▶ _REQUIRED WORK_:
Tally the lines in the data below in which the word "Memory" occurs, then give only the total.

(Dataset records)
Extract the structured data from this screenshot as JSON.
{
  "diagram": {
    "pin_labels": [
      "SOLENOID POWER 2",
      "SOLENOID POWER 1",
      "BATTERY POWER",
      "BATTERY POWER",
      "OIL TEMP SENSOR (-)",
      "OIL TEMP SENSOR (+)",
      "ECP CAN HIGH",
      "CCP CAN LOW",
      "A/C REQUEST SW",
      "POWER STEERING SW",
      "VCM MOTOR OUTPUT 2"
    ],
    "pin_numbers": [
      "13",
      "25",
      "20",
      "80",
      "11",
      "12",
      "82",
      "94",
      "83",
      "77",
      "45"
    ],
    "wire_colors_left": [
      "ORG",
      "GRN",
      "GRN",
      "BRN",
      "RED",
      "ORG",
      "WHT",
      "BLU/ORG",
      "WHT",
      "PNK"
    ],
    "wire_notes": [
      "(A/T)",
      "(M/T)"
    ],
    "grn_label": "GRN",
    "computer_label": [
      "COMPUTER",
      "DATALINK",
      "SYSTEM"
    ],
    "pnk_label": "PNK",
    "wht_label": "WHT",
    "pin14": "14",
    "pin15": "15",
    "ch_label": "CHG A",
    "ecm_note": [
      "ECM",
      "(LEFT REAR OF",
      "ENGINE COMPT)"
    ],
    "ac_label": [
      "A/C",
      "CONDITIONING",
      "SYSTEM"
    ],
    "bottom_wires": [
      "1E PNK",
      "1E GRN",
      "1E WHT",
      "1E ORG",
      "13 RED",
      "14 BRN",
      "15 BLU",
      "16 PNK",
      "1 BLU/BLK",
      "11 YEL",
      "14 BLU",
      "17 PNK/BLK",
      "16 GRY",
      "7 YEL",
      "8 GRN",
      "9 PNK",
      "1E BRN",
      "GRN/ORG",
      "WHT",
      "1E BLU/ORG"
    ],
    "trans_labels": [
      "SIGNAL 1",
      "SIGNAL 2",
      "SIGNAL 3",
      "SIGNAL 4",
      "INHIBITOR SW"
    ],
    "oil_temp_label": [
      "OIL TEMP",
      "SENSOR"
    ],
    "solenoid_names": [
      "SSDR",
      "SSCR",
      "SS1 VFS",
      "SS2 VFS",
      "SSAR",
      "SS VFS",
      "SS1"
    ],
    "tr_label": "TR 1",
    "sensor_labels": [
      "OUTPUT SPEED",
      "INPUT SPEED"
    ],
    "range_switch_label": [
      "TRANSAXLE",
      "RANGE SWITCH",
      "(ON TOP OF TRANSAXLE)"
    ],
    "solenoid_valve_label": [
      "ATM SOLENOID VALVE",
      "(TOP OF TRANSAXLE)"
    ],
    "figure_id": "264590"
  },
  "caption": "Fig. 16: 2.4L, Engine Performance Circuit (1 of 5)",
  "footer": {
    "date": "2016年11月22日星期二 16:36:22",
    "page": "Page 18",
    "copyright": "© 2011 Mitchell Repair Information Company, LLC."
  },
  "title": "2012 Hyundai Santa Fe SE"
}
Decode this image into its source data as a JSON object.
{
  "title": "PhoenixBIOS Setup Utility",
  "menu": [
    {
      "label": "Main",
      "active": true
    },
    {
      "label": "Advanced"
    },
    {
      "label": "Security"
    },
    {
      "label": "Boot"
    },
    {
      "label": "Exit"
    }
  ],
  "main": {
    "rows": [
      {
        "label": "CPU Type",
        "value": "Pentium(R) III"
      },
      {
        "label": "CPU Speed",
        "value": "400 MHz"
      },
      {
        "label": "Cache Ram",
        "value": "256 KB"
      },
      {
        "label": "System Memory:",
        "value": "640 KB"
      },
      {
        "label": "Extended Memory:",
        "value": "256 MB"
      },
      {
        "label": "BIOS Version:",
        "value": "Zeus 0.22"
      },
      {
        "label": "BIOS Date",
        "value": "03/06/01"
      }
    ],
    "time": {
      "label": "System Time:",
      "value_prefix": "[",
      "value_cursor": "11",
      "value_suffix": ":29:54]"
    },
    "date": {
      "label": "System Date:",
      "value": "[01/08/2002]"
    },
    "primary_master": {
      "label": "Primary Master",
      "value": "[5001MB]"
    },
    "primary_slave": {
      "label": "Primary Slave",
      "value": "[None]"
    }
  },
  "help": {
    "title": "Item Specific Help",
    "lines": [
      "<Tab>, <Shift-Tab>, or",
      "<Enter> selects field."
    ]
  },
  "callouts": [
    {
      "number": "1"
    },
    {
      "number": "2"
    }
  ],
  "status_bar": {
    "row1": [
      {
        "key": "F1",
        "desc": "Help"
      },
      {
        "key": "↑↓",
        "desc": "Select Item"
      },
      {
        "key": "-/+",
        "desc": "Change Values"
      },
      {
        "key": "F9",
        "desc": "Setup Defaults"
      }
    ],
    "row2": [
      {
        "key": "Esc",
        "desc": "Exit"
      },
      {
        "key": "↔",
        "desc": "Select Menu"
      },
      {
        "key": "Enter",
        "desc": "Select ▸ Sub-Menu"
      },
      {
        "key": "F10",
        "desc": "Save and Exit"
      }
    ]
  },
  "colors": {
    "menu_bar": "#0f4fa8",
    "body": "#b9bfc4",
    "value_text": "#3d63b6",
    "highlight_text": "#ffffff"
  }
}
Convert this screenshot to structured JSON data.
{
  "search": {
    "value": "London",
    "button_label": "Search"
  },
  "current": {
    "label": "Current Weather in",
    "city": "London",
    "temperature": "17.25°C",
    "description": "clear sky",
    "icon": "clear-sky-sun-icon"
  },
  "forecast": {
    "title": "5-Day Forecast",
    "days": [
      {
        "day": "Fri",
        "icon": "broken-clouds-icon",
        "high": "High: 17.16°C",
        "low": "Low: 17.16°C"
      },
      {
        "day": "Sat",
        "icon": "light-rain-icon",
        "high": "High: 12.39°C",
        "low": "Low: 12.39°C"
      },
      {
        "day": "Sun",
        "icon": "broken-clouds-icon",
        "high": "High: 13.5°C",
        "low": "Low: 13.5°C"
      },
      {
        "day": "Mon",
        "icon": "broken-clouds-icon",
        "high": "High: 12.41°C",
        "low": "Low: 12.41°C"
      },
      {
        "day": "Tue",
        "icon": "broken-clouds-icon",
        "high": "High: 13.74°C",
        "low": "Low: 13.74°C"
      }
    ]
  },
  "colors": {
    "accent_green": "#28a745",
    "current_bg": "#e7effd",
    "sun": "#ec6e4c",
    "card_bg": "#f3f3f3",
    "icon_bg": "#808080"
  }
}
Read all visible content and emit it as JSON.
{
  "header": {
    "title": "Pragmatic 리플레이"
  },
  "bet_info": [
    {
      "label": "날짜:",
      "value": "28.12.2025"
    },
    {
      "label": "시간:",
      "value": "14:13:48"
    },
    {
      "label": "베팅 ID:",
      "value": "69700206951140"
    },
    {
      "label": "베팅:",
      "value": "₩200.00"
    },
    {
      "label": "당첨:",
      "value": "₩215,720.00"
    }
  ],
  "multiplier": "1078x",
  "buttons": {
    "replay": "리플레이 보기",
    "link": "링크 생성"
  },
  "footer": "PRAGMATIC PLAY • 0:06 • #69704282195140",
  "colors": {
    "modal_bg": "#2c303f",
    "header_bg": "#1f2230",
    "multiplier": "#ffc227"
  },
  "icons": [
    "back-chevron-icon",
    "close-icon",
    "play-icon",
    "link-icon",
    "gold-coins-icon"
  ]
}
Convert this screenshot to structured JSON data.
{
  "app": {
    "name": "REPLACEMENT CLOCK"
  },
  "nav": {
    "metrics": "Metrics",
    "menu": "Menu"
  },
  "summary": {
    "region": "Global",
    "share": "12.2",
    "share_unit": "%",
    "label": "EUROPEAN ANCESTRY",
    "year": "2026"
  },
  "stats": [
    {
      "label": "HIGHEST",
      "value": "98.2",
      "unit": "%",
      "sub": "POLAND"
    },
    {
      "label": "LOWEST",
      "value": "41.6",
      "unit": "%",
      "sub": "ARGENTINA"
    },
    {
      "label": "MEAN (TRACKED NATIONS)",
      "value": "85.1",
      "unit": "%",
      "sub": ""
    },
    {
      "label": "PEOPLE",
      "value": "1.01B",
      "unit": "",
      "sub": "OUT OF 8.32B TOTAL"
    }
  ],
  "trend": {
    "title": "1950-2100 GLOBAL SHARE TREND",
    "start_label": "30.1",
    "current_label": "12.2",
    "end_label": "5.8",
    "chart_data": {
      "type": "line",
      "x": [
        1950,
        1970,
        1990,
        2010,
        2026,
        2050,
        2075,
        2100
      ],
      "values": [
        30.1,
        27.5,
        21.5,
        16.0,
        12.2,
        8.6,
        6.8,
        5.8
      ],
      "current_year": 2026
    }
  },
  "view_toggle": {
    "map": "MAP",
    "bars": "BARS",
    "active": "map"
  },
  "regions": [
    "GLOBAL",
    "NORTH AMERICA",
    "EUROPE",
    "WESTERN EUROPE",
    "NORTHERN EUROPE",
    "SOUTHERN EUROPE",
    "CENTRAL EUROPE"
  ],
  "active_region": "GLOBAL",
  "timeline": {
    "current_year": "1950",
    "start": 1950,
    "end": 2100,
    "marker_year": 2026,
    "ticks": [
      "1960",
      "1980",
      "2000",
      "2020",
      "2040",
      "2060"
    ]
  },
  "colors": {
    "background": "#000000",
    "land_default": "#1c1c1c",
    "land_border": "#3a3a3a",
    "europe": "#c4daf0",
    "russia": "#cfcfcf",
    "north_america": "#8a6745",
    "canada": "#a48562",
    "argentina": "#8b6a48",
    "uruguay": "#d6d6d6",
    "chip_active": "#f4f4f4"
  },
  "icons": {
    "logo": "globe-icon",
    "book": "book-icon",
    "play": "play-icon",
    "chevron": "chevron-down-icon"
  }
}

▶ _SOLUTION FOR THIS PROBLEM_:
2